Endemic to South Australia and found on north-eastern Eyre Peninsula between Cleve and Cowell.
Status:
Native. Rare in South Australia.
Plant description:
Shrub to 3 m tall; erect, glabrous, suckering. Leaves linear to 9 cm long and 2.5 mm wide, flattened, slightly to strongly incurved, soft and flexible, 1-veined with a single vein submerged and not readily visible with some longitudinal wrinkling on drying; apex obliquely terminated by brown resinous gland flanked by two minute stipule-like appendages and exceeded by an ecentric incurved, swollen, short, mucro. Flower-spike 1 or rarely 2 reduced racemes per node, with globular, bright lemon-yellow flower-heads. Flowering between October and December.

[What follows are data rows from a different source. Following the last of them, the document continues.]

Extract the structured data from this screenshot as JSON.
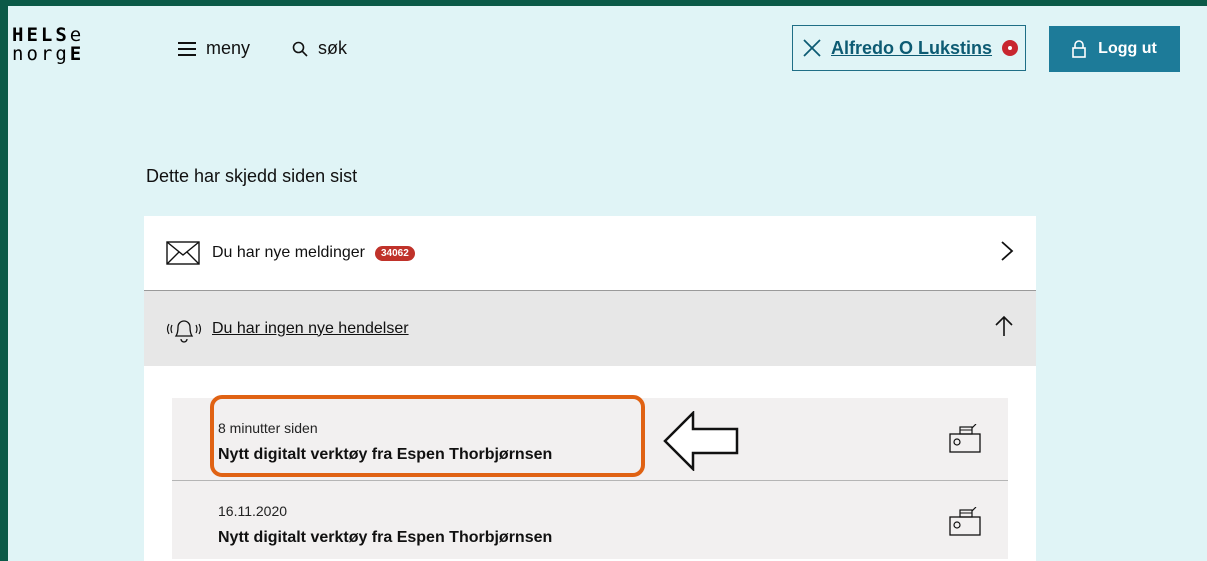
{
  "header": {
    "logo_line1": "HELSe",
    "logo_line2": "norgE",
    "menu_label": "meny",
    "search_label": "søk",
    "user_name": "Alfredo O Lukstins",
    "logout_label": "Logg ut"
  },
  "main": {
    "section_title": "Dette har skjedd siden sist",
    "messages_label": "Du har nye meldinger",
    "messages_count": "34062",
    "events_label": "Du har ingen nye hendelser",
    "events": [
      {
        "time": "8 minutter siden",
        "title": "Nytt digitalt verktøy fra Espen Thorbjørnsen"
      },
      {
        "time": "16.11.2020",
        "title": "Nytt digitalt verktøy fra Espen Thorbjørnsen"
      }
    ]
  },
  "colors": {
    "frame": "#0b5a48",
    "background": "#e0f4f6",
    "accent": "#1d7b99",
    "badge": "#c0322a",
    "highlight": "#e06213"
  },
  "icons": [
    "menu-icon",
    "search-icon",
    "close-icon",
    "notification-dot-icon",
    "lock-icon",
    "envelope-icon",
    "chevron-right-icon",
    "bell-icon",
    "arrow-up-icon",
    "mailbox-icon",
    "left-arrow-annotation-icon"
  ]
}
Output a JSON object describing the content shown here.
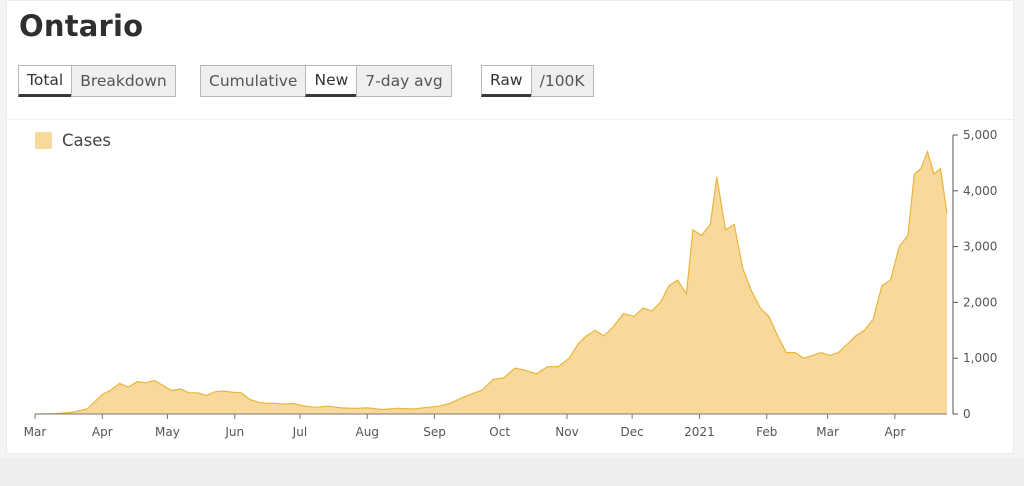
{
  "page": {
    "title": "Ontario"
  },
  "controls": {
    "group1": [
      {
        "label": "Total",
        "active": true
      },
      {
        "label": "Breakdown",
        "active": false
      }
    ],
    "group2": [
      {
        "label": "Cumulative",
        "active": false
      },
      {
        "label": "New",
        "active": true
      },
      {
        "label": "7-day avg",
        "active": false
      }
    ],
    "group3": [
      {
        "label": "Raw",
        "active": true
      },
      {
        "label": "/100K",
        "active": false
      }
    ]
  },
  "colors": {
    "area_fill": "#f9d89b",
    "area_line": "#e8b53d"
  },
  "chart_data": {
    "type": "area",
    "legend": [
      "Cases"
    ],
    "legend_position": "top-left",
    "grid": false,
    "y_axis_side": "right",
    "ylim": [
      0,
      5000
    ],
    "y_ticks": [
      "0",
      "1,000",
      "2,000",
      "3,000",
      "4,000",
      "5,000"
    ],
    "x_ticks": [
      "Mar",
      "Apr",
      "May",
      "Jun",
      "Jul",
      "Aug",
      "Sep",
      "Oct",
      "Nov",
      "Dec",
      "2021",
      "Feb",
      "Mar",
      "Apr"
    ],
    "x_range": [
      "2020-03-01",
      "2021-04-25"
    ],
    "series": [
      {
        "name": "Cases",
        "points": [
          [
            "2020-03-01",
            0
          ],
          [
            "2020-03-10",
            5
          ],
          [
            "2020-03-18",
            30
          ],
          [
            "2020-03-25",
            90
          ],
          [
            "2020-04-01",
            350
          ],
          [
            "2020-04-05",
            430
          ],
          [
            "2020-04-09",
            550
          ],
          [
            "2020-04-13",
            480
          ],
          [
            "2020-04-17",
            580
          ],
          [
            "2020-04-21",
            560
          ],
          [
            "2020-04-25",
            600
          ],
          [
            "2020-04-29",
            510
          ],
          [
            "2020-05-03",
            420
          ],
          [
            "2020-05-07",
            450
          ],
          [
            "2020-05-11",
            380
          ],
          [
            "2020-05-15",
            380
          ],
          [
            "2020-05-19",
            330
          ],
          [
            "2020-05-23",
            400
          ],
          [
            "2020-05-27",
            410
          ],
          [
            "2020-05-31",
            390
          ],
          [
            "2020-06-04",
            380
          ],
          [
            "2020-06-08",
            260
          ],
          [
            "2020-06-12",
            210
          ],
          [
            "2020-06-16",
            190
          ],
          [
            "2020-06-20",
            190
          ],
          [
            "2020-06-24",
            175
          ],
          [
            "2020-06-28",
            190
          ],
          [
            "2020-07-02",
            150
          ],
          [
            "2020-07-08",
            120
          ],
          [
            "2020-07-14",
            140
          ],
          [
            "2020-07-20",
            110
          ],
          [
            "2020-07-26",
            100
          ],
          [
            "2020-08-01",
            110
          ],
          [
            "2020-08-08",
            80
          ],
          [
            "2020-08-15",
            100
          ],
          [
            "2020-08-22",
            90
          ],
          [
            "2020-08-29",
            120
          ],
          [
            "2020-09-03",
            140
          ],
          [
            "2020-09-08",
            190
          ],
          [
            "2020-09-13",
            280
          ],
          [
            "2020-09-18",
            360
          ],
          [
            "2020-09-23",
            430
          ],
          [
            "2020-09-28",
            620
          ],
          [
            "2020-10-03",
            650
          ],
          [
            "2020-10-08",
            820
          ],
          [
            "2020-10-13",
            780
          ],
          [
            "2020-10-18",
            720
          ],
          [
            "2020-10-23",
            850
          ],
          [
            "2020-10-28",
            850
          ],
          [
            "2020-11-02",
            1000
          ],
          [
            "2020-11-06",
            1250
          ],
          [
            "2020-11-10",
            1400
          ],
          [
            "2020-11-14",
            1500
          ],
          [
            "2020-11-18",
            1400
          ],
          [
            "2020-11-22",
            1550
          ],
          [
            "2020-11-27",
            1800
          ],
          [
            "2020-12-02",
            1750
          ],
          [
            "2020-12-06",
            1900
          ],
          [
            "2020-12-10",
            1850
          ],
          [
            "2020-12-14",
            2000
          ],
          [
            "2020-12-18",
            2300
          ],
          [
            "2020-12-22",
            2400
          ],
          [
            "2020-12-26",
            2150
          ],
          [
            "2020-12-29",
            3300
          ],
          [
            "2021-01-02",
            3200
          ],
          [
            "2021-01-06",
            3400
          ],
          [
            "2021-01-09",
            4250
          ],
          [
            "2021-01-13",
            3300
          ],
          [
            "2021-01-17",
            3400
          ],
          [
            "2021-01-21",
            2600
          ],
          [
            "2021-01-25",
            2200
          ],
          [
            "2021-01-29",
            1900
          ],
          [
            "2021-02-02",
            1750
          ],
          [
            "2021-02-06",
            1400
          ],
          [
            "2021-02-10",
            1100
          ],
          [
            "2021-02-14",
            1100
          ],
          [
            "2021-02-18",
            1000
          ],
          [
            "2021-02-22",
            1050
          ],
          [
            "2021-02-26",
            1100
          ],
          [
            "2021-03-02",
            1050
          ],
          [
            "2021-03-06",
            1100
          ],
          [
            "2021-03-10",
            1250
          ],
          [
            "2021-03-14",
            1400
          ],
          [
            "2021-03-18",
            1500
          ],
          [
            "2021-03-22",
            1700
          ],
          [
            "2021-03-26",
            2300
          ],
          [
            "2021-03-30",
            2400
          ],
          [
            "2021-04-03",
            3000
          ],
          [
            "2021-04-07",
            3200
          ],
          [
            "2021-04-10",
            4300
          ],
          [
            "2021-04-13",
            4400
          ],
          [
            "2021-04-16",
            4700
          ],
          [
            "2021-04-19",
            4300
          ],
          [
            "2021-04-22",
            4400
          ],
          [
            "2021-04-25",
            3600
          ]
        ]
      }
    ]
  }
}
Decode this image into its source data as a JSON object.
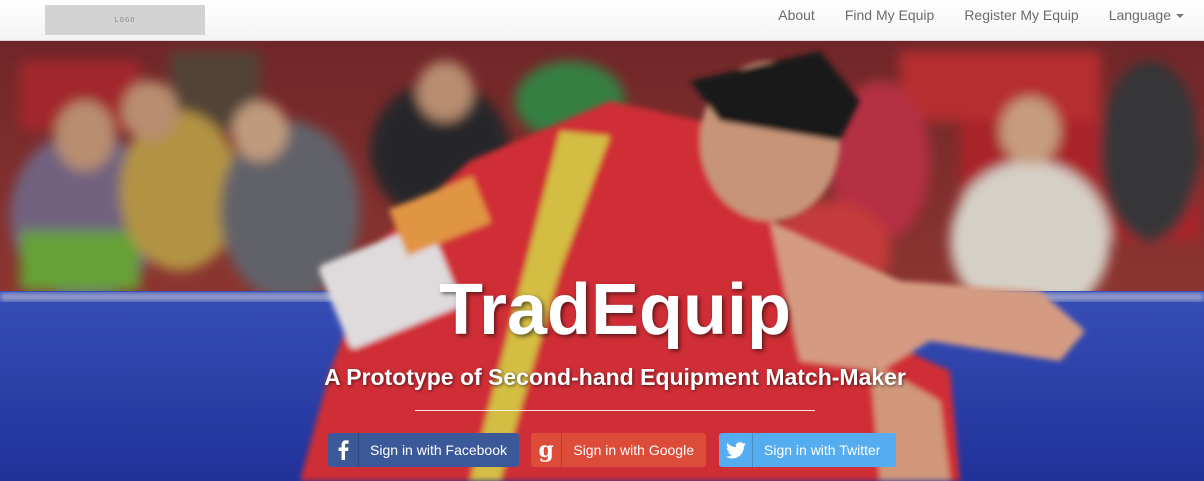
{
  "navbar": {
    "logo_text": "LOGO",
    "links": [
      {
        "label": "About"
      },
      {
        "label": "Find My Equip"
      },
      {
        "label": "Register My Equip"
      },
      {
        "label": "Language"
      }
    ]
  },
  "hero": {
    "title": "TradEquip",
    "subtitle": "A Prototype of Second-hand Equipment Match-Maker"
  },
  "auth": {
    "facebook_label": "Sign in with Facebook",
    "google_label": "Sign in with Google",
    "twitter_label": "Sign in with Twitter"
  },
  "colors": {
    "facebook": "#3b5998",
    "google": "#dd4b39",
    "twitter": "#55acee"
  },
  "icons": {
    "facebook": "facebook-icon",
    "google": "google-icon",
    "twitter": "twitter-icon",
    "language": "caret-down-icon"
  }
}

Fruit type:
Brown, linear, straight or slightly curved, flat or twisted pod to 13 cm long and 8.5 mm wide; glabrous, somewhat raised over the seeds and constricted between them.
Seed type:
Hard, dark black elliptic to ovoid seed to 6.5 mm long and 4 mm wide.
Embryo type:
Investing.
Seed collecting:
Collect mature pods that are turning brown, with hard, dark seeds inside.
Seed cleaning:
Place the pods in a tray and leave to dry for 1-2 weeks or until the pods begin to split. Then rub the dried pods to dislodge the seeds. Use a sieve to separate any unwanted material. Store the seeds with a desiccant such as dried silica beads or dry rice, in an air tight container in a cool and dry place.
Seed germination:
This species has physical dormancy that needs to be overcome for the seed to germinate (e.g. nicking or softening the seed coat).